(Beginning of Supplied data)

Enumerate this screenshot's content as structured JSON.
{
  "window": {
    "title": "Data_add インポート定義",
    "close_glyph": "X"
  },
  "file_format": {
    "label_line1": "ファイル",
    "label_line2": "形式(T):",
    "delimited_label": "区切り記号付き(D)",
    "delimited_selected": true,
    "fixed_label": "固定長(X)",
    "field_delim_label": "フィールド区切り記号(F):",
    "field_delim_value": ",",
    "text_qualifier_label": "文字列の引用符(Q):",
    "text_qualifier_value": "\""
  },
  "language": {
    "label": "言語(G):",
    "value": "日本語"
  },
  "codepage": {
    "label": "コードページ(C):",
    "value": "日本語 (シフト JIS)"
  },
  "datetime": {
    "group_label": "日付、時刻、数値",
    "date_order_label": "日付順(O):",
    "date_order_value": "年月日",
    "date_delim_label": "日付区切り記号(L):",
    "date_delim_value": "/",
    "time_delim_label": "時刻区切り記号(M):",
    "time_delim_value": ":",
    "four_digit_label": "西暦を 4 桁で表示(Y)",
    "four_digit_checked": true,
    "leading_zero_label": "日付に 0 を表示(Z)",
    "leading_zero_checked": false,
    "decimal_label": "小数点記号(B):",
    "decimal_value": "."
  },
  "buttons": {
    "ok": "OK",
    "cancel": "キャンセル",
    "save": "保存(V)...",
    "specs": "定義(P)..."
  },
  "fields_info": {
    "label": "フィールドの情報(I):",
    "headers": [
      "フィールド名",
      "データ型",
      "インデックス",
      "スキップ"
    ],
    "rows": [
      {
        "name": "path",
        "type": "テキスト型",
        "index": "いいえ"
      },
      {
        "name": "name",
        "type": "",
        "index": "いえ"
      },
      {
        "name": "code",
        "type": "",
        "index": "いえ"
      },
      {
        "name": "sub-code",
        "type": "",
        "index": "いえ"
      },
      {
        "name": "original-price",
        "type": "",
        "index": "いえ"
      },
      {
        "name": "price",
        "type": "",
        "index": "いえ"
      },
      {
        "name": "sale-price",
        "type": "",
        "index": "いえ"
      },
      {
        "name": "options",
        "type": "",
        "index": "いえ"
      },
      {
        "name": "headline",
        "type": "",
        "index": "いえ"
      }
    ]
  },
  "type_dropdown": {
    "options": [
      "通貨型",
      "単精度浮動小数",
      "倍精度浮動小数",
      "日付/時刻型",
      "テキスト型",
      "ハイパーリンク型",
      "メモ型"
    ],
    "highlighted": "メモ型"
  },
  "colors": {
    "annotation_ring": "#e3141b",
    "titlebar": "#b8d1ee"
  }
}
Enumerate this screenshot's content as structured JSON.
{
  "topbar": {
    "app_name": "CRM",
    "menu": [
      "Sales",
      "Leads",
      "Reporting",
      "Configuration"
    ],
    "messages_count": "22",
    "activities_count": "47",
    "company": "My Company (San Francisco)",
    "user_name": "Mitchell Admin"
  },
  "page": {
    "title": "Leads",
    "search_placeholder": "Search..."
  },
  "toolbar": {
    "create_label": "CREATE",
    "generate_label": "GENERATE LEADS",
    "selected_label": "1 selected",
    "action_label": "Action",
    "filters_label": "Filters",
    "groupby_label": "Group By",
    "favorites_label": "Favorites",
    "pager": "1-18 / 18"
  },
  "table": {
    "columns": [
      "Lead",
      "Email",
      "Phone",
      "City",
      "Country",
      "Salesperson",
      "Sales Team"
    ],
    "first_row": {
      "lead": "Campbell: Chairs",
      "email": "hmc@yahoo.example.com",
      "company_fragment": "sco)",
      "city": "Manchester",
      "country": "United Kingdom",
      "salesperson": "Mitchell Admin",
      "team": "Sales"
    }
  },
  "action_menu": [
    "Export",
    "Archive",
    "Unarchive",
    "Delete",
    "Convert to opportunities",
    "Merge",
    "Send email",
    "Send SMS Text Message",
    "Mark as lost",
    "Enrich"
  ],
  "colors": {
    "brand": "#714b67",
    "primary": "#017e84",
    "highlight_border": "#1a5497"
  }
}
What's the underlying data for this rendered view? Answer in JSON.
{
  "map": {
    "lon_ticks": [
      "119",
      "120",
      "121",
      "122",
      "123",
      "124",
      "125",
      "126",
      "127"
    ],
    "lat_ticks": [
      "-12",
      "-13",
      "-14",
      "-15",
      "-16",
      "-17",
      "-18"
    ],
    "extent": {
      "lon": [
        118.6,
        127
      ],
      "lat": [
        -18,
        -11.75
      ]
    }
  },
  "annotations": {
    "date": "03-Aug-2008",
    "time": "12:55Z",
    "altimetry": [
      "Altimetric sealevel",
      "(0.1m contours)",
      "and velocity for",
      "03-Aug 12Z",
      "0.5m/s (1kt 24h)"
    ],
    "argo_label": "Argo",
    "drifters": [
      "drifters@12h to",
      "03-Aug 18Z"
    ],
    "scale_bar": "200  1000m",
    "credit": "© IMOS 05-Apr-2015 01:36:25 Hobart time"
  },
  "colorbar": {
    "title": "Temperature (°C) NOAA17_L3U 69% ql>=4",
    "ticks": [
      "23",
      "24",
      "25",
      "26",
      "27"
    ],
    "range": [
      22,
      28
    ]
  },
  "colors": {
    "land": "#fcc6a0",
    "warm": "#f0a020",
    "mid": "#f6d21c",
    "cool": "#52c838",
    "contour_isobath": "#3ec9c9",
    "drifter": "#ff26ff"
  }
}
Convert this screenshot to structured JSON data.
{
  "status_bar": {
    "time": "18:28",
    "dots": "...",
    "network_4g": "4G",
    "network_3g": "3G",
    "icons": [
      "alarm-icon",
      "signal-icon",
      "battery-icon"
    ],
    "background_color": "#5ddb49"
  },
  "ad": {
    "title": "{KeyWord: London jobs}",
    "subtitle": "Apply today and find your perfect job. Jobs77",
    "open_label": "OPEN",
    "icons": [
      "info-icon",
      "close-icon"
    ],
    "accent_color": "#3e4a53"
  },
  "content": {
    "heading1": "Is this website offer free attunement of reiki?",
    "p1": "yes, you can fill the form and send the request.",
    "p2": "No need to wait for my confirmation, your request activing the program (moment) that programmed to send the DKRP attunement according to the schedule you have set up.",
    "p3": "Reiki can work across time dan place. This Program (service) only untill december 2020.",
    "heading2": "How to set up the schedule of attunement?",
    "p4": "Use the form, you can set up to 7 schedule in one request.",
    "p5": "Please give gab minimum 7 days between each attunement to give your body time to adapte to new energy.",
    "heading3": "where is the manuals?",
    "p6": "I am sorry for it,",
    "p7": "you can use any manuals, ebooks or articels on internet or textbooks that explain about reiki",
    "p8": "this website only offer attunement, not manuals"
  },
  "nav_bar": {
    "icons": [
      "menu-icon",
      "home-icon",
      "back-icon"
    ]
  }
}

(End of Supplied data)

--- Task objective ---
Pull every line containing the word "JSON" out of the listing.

--- Worked solution ---
Enumerate this screenshot's content as structured JSON.
Enumerate this screenshot's content as structured JSON.
What's the underlying data for this rendered view? Answer in JSON.
Convert this screenshot to structured JSON data.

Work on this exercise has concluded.